How you work with the lecturer assigned as your supervisor will be different to how you are used to working with tutors in taught classes.
Your Honours project is primarily your piece of work and there is no one right way to do it. Your supervisor is not there as a teacher to present you with new knowledge.
The supervisor's role is more one of facilitating you to address your research or design question effectively. It is understandable you might feel anxious at first, but through supportive feedback you will become more confident and independent in your research.
To ensure fairness, there is a minimum and maximum allocation of time for personal supervision - check the exact allocation with your School.
What can you expect from your supervisor?
What will your supervisor expect from you?
The interaction between you and your supervisor, and therefore the depth of understanding which you achieve, depends to some extent on your orientation to the project.
You and your supervisor will probably negotiate the time and duration of meetings. If there is an important reason that you are unable to keep to one of these dates, it is only courtesy to inform your supervisor well ahead of time. Drawing up a mutual agreement on needs and offerings, which form a baseline for a rolling contact, can be a useful check against the tendency for expectations of both student and tutor to change during the project.

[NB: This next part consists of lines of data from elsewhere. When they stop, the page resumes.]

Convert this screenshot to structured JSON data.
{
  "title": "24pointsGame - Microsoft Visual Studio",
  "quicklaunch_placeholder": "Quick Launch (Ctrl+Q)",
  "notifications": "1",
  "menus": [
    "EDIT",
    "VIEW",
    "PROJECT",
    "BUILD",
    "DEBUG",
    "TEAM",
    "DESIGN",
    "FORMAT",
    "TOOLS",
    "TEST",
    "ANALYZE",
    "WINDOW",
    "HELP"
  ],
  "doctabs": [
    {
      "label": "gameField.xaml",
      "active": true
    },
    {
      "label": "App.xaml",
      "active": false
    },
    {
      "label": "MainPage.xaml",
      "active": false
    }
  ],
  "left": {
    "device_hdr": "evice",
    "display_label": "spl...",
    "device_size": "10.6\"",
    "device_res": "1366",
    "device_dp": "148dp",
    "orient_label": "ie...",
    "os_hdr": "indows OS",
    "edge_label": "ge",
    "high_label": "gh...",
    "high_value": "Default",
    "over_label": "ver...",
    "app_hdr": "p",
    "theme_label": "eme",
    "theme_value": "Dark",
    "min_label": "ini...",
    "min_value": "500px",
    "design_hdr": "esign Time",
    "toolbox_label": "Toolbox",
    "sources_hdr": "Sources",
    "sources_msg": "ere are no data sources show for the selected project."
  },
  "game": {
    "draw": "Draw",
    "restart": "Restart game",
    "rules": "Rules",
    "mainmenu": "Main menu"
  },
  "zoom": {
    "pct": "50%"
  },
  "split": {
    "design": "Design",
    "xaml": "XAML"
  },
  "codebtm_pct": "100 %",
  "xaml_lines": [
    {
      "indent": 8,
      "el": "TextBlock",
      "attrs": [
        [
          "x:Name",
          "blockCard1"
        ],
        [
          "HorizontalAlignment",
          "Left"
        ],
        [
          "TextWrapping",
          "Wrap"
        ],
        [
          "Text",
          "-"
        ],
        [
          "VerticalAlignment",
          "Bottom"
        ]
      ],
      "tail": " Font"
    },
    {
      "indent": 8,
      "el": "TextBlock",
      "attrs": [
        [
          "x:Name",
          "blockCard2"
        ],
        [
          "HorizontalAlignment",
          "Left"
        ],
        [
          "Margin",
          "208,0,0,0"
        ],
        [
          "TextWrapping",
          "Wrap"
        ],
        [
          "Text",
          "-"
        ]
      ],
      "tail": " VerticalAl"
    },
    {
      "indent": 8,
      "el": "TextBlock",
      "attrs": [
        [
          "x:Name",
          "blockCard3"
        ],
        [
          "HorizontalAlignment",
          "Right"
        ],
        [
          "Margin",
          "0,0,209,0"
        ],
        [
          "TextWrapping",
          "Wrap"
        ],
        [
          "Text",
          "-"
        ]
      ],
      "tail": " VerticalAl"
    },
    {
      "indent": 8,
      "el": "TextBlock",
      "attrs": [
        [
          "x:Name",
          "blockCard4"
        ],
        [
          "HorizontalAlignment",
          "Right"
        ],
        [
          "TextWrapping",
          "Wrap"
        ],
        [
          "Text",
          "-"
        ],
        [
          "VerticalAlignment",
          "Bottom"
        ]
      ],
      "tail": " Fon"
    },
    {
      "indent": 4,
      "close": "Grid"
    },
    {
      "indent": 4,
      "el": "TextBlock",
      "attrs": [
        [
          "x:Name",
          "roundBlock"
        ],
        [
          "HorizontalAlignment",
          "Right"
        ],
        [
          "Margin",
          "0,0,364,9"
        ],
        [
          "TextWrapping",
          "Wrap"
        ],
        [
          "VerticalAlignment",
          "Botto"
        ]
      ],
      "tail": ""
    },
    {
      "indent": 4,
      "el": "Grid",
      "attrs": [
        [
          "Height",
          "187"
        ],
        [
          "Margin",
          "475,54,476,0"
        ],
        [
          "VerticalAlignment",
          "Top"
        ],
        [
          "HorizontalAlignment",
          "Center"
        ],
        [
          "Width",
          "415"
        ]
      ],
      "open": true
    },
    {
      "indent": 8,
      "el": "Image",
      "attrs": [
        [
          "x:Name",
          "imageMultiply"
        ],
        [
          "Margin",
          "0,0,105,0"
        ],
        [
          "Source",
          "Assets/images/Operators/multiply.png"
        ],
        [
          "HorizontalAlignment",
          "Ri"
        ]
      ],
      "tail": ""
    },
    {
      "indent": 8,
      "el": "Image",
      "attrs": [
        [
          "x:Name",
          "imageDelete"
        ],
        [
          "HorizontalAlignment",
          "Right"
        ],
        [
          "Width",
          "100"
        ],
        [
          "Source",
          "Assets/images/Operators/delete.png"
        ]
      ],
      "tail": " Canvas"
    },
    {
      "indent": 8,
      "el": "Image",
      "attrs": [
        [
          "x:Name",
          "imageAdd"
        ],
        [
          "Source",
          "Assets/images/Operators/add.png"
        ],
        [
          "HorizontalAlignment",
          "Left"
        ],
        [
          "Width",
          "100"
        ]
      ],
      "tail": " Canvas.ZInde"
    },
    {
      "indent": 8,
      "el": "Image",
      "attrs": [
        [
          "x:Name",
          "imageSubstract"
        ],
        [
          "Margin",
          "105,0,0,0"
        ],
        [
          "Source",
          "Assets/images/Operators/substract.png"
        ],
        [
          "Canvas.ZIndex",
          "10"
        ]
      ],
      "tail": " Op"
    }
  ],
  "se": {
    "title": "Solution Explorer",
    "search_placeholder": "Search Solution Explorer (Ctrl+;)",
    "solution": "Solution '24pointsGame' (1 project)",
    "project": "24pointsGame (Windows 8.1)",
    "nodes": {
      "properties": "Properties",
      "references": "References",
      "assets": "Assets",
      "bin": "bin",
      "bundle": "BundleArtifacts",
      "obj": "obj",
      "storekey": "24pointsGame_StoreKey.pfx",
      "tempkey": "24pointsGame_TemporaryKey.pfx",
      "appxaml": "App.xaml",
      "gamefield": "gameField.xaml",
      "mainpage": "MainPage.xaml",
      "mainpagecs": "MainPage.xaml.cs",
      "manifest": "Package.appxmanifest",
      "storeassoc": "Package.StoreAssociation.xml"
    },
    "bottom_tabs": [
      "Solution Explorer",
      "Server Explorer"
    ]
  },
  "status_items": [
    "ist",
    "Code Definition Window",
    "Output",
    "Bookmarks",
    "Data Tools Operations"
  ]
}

While you can expect constructive feedback from your supervisor, you should not expect an estimation of the project grade. Remember the project is only one part of an Honours degree.
Honours project supervisors are not meant to do any of the work for you. Their role is to guide you to do all the work yourself, from getting your ideas together right at the start, through the practical stages, to finishing writing up.
Even though they are meant to take a hands-off role, they can still be a great source of help. The key to getting useful help from your supervisor is showing them that you are trying to be organised and trying to work independently. Reviewing progress with your supervisor is invaluable to getting the best possible grade.
Remember also that part of the Honours project module is about learning basic research techniques so you must regard this supervision as a required part of the module. A record of meetings is usually kept by the School.
Prepare for each meeting. This outline Record of Progress might useful. Fill in the first few sections before the meeting so you have a list of things you want to talk about. Then complete the final sections as a way of keeping track of progress and the help your supervisor offered.
|Record of progress||Notes|
|Date of supervision|
|Duration of session|
|1. What has been achieved
since last supervision?
|2. Summary of contents on
work done since last supervision
|3. Student's goals/tasks
before next supervision
|4. Supervisor's undertakings
before next supervision (if any)
|5. Date and time of next supervision|